Jamie Quatro's debut novel, Fire Sermon, published in 2018 with Grove Press (U.S.), Picador (U.K.), and House of Anansi (Canada). Selected as one of the Top Seven Novels of 2018 by The Economist, and named a Book of the Year by the San Francisco Chronicle, LitHub, Bloomberg, and the Times Literary Supplement, Fire Sermon is a Barnes & Noble Discover Great New Writers book, Indie Next pick, and New York Times Editors' Choice. The novel is published in translation in Spain, Italy, The Netherlands, and Poland.
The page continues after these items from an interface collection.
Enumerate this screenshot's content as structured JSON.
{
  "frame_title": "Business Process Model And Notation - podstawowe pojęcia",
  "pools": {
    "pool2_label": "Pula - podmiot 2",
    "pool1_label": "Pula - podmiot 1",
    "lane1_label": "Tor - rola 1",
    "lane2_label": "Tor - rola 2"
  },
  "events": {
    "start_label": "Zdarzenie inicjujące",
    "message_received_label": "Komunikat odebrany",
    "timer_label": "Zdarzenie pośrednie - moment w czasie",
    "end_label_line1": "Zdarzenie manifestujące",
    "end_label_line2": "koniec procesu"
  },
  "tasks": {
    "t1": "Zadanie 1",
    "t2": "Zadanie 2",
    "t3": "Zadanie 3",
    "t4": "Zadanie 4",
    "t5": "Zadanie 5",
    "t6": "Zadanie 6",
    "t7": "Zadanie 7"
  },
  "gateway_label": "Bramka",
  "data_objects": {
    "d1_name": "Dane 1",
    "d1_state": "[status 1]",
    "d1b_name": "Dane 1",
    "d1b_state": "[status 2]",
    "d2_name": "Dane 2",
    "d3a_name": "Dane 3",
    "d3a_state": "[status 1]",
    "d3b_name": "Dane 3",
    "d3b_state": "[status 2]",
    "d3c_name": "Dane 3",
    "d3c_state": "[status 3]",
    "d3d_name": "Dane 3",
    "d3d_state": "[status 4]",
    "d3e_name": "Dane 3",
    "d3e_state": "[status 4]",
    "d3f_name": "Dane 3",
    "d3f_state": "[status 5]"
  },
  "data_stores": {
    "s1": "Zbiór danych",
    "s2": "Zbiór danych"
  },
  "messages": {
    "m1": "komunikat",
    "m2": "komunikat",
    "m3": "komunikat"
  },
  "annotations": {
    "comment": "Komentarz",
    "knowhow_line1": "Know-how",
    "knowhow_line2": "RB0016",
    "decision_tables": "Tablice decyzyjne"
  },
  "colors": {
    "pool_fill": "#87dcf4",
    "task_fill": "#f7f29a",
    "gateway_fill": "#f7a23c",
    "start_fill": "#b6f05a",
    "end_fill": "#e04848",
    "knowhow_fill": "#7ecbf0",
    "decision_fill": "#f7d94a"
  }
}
Quatro's debut collection, I Want To Show You More, was a New York Times Notable Book, an NPR Best Book of 2013, and was chosen as a favorite book of 2013 by James Wood in The New Yorker. The collection was a finalist for the Los Angeles Times Art Seidenbaum Award for First Fiction and the National Book Critics Circle John Leonard Prize. A contributing editor at Oxford American, Quatro’s work has appeared in Ploughshares, The Guardian, The New Yorker, The Paris Review, The New York Review of Books, and elsewhere. Her stories are anthologized in the O.Henry Prize Stories 2013, The Story and Its Writer, and the 2018 Pushcart Prize Anthology. The recipient of fellowships from Yaddo and MacDowell, she holds an MA in English from the College of William and Mary and an MFA in fiction from Bennington College. She lives with her family in Chattanooga, Tennessee.